The systems highlight how widespread surveillance has increasingly become a fact of life: Students “should have all the rights, responsibilities and privileges that an adult has. So why do we treat them so differently?”
I confess that I used carbon paper and white-out when I typed my college essays. So I may be the least likely champion of computer science education.
However, I have come to understand that computer science standards don’t promote excessive screen time for kids, or turn our schools into coding boot camps for the tech industry. Rather, they help children become problem solvers and creative thinkers for the 21st Century.
I am a former English teacher, and the mother of two daughters who are teachers now. In 2016 when I served in the Assembly, I saw the need for an implementation plan for computer science standards.
Initially, I wondered if the idea of setting computer science standards would add to the work of teachers.
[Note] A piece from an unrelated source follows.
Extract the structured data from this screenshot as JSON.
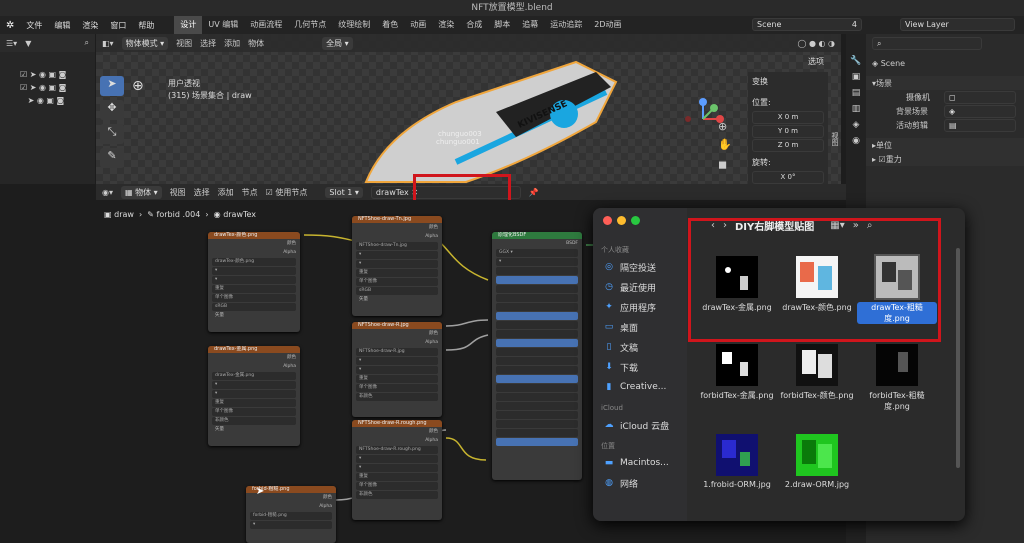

Yet it became clear that we could not afford to leave millions of children without the skills they need to lead successful lives.
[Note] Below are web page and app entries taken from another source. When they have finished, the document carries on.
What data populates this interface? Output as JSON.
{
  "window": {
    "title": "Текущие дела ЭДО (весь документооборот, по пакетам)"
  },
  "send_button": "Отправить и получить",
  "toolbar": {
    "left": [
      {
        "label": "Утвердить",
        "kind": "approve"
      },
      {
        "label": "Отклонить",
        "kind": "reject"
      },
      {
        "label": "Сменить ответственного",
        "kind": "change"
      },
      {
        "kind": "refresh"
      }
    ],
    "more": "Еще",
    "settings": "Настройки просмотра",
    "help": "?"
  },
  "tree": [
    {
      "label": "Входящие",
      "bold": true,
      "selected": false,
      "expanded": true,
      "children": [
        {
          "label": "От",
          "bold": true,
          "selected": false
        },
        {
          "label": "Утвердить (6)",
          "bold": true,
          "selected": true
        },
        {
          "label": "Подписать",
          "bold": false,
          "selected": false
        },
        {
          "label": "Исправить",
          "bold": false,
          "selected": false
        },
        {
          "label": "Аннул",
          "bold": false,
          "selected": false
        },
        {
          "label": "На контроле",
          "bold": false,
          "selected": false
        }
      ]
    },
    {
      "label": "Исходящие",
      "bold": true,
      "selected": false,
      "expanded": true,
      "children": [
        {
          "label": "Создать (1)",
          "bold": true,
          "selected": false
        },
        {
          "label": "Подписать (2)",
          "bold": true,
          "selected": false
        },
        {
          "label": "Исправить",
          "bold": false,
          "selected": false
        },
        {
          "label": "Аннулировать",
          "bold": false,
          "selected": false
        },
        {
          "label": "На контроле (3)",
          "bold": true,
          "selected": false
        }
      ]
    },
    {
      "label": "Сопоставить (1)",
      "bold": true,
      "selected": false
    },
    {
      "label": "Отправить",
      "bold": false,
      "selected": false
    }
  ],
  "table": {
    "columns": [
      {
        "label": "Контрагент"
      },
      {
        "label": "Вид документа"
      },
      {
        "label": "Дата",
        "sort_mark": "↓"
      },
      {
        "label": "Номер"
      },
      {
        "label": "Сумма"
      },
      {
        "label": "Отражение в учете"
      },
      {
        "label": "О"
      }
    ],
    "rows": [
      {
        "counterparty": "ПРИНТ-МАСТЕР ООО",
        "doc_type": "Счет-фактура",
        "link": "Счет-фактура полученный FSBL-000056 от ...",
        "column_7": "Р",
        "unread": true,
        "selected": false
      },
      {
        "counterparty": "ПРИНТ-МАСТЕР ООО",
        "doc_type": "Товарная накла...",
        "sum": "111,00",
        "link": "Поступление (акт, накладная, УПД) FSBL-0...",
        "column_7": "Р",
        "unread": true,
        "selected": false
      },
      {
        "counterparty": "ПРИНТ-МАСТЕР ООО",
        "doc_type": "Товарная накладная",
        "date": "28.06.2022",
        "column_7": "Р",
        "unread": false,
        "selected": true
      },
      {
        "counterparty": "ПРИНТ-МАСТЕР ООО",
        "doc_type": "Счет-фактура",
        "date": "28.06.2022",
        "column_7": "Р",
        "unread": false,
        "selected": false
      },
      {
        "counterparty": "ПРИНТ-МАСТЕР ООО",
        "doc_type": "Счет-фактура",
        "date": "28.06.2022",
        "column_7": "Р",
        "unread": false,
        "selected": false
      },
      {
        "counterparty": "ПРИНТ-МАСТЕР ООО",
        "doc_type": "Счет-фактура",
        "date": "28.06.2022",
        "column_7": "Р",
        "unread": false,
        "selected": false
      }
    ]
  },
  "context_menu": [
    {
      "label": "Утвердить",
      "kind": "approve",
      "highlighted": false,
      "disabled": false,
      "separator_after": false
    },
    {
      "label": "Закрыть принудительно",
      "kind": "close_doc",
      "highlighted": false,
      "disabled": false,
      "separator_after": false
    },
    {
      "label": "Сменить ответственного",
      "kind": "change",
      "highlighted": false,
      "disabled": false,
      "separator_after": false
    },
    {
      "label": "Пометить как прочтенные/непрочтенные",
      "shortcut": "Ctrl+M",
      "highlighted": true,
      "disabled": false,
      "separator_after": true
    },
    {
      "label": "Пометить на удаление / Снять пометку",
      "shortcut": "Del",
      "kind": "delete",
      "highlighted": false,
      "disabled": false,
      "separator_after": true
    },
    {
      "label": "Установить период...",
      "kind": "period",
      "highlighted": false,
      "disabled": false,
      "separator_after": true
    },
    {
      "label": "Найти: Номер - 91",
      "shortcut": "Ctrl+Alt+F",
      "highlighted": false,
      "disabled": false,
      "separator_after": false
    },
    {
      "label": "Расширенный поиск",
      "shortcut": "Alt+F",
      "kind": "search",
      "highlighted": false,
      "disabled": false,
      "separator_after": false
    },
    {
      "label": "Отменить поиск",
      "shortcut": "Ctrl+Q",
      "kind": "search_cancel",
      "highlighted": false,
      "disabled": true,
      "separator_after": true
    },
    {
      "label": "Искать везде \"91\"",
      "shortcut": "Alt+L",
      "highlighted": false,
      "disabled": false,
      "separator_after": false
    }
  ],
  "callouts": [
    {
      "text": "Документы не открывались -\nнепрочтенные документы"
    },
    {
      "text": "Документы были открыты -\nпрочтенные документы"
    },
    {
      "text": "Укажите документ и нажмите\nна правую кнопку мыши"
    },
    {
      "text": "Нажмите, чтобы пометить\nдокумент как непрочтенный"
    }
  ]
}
This is an interesting article. CI is inexpensive ($15K/year, with a lot of students receiving scholarships). But beside that, this article makes me think about how to give our students “more value” for their time invested in our Computer Science department at CI.
The Case for Dropping Out of College
written by Samuel Knoche
During the summer, my father asked me whether the money he’d spent to finance my first few years at Fordham University in New York City, one of the more expensive private colleges in the United States, had been well spent. I said yes, which was a lie.
I majored in computer science, a field with good career prospects, and involved myself in several extracurricular clubs. Since I managed to test out of some introductory classes, I might even have been able to graduate a year early—thereby producing a substantial cost savings for my family. But the more I learned about the relationship between formal education and actual learning, the more I wondered why I’d come to Fordham in the first place.
* * *
According to the not-for-profit College Board, the average cost of a school year at a private American university was almost $35,000 in 2017—a figure I will use for purposes of rough cost-benefit analysis. (While public universities are less expensive thanks to government subsidies, the total economic cost per student-year, including the cost borne by taxpayers, typically is similar.) The average student takes about 32 credits worth of classes per year (with a bachelor’s degree typically requiring at least 120 credits in total). So a 3-credit class costs just above $3,000, and a 4-credit class costs a little more than $4,000.
Lured by the prospect of high-salary, high-status jobs, college students are rushing in record numbers to study computer science.
Now, if only they could get a seat in class.
On campuses across the country, from major state universities to small private colleges, the surge in student demand for computer science courses is far outstripping the supply of professors, as the tech industry snaps up talent.